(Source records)
==============================
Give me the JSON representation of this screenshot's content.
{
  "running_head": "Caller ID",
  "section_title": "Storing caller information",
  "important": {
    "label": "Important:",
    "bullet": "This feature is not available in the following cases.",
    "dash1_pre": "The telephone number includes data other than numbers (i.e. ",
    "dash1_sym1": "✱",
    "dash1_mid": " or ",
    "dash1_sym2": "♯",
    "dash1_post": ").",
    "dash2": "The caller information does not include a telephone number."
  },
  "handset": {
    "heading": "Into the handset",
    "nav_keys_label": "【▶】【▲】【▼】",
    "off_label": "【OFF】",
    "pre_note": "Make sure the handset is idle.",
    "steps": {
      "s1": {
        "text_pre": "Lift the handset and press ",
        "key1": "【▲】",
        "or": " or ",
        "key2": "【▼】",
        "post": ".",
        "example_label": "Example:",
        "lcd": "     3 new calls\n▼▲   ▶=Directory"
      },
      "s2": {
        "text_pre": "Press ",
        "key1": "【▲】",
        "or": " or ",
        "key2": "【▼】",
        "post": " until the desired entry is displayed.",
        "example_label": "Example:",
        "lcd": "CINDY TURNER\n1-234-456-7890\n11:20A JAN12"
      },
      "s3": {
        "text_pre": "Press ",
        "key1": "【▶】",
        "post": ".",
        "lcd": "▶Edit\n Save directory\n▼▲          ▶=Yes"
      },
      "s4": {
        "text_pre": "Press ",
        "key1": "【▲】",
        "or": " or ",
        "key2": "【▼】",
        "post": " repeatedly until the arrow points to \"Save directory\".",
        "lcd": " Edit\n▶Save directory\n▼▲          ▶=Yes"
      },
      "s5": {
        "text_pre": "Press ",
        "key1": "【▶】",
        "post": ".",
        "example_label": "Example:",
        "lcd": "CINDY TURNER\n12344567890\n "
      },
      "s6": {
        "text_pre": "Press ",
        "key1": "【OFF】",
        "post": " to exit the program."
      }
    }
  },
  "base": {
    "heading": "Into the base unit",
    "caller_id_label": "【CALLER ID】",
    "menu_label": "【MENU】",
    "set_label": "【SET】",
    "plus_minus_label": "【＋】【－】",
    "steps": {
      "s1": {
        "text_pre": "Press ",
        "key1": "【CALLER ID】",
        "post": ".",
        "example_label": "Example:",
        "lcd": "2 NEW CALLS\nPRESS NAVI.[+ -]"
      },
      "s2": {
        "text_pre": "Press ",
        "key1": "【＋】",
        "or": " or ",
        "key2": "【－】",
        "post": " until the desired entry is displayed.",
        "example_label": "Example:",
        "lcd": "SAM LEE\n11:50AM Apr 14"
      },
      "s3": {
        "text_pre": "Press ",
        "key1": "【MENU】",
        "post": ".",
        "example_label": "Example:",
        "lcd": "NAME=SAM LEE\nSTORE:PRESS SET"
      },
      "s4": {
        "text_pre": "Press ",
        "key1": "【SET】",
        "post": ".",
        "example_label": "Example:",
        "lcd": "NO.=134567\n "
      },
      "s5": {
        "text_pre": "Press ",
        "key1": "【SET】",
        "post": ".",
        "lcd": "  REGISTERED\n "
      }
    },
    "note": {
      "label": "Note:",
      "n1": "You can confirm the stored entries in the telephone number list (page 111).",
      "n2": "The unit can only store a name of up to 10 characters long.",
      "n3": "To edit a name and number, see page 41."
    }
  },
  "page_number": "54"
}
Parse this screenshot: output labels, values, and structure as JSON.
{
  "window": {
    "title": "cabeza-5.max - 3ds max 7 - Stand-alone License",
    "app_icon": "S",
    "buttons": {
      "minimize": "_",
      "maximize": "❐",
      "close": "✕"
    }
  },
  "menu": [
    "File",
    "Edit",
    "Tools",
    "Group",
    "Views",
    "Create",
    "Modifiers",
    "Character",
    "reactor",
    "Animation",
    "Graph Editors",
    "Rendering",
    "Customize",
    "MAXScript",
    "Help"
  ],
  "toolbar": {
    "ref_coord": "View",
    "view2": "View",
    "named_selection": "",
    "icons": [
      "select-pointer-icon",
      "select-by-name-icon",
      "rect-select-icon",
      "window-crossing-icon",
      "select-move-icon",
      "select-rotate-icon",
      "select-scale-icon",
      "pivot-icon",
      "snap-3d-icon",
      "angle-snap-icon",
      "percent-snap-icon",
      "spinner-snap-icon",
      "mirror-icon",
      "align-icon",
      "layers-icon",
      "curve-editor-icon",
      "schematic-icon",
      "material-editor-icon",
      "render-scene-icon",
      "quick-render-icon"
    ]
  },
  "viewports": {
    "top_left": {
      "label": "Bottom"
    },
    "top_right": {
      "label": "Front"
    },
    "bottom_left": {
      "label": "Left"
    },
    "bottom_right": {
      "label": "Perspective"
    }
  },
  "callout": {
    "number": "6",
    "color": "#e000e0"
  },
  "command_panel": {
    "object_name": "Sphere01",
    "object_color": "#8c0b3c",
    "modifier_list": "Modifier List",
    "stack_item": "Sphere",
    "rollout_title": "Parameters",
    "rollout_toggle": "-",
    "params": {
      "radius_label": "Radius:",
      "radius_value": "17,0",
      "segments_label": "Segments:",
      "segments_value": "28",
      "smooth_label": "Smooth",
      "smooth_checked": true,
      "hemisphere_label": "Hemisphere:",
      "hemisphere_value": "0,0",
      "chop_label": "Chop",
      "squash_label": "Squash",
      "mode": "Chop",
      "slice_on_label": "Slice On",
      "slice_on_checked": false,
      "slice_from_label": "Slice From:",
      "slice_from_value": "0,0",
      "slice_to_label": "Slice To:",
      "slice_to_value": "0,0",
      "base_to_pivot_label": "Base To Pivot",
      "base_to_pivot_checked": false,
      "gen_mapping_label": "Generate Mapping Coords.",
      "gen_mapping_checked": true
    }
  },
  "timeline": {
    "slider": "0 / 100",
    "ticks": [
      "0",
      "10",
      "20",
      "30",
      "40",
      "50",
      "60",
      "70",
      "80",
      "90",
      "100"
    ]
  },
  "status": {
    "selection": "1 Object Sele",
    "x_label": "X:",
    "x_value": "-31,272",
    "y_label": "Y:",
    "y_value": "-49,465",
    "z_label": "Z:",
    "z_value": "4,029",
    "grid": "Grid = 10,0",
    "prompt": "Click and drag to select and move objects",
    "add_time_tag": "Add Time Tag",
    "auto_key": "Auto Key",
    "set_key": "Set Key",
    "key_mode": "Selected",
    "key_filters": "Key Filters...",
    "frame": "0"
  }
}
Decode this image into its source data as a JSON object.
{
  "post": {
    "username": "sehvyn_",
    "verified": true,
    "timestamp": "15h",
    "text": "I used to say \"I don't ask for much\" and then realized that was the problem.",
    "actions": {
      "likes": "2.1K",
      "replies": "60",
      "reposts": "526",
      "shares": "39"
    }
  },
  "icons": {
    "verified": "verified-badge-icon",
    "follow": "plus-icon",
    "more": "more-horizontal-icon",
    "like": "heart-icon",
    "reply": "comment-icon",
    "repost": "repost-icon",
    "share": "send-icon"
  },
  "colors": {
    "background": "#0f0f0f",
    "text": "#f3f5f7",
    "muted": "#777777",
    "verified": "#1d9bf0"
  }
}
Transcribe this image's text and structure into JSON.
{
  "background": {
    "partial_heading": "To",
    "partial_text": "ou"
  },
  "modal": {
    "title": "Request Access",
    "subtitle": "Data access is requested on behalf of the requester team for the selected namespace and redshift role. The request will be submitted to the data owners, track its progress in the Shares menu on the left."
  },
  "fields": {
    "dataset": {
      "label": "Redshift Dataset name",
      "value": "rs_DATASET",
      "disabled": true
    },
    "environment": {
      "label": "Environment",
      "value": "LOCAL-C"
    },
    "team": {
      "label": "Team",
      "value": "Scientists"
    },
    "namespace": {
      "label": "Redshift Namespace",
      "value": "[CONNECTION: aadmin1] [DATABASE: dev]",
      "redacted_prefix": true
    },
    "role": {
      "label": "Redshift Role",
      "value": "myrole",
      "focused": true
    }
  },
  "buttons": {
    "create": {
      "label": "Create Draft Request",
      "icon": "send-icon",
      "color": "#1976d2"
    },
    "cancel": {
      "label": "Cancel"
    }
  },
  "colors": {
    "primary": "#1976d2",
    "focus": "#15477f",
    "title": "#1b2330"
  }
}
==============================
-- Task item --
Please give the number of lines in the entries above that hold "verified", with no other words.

-- Response below --
3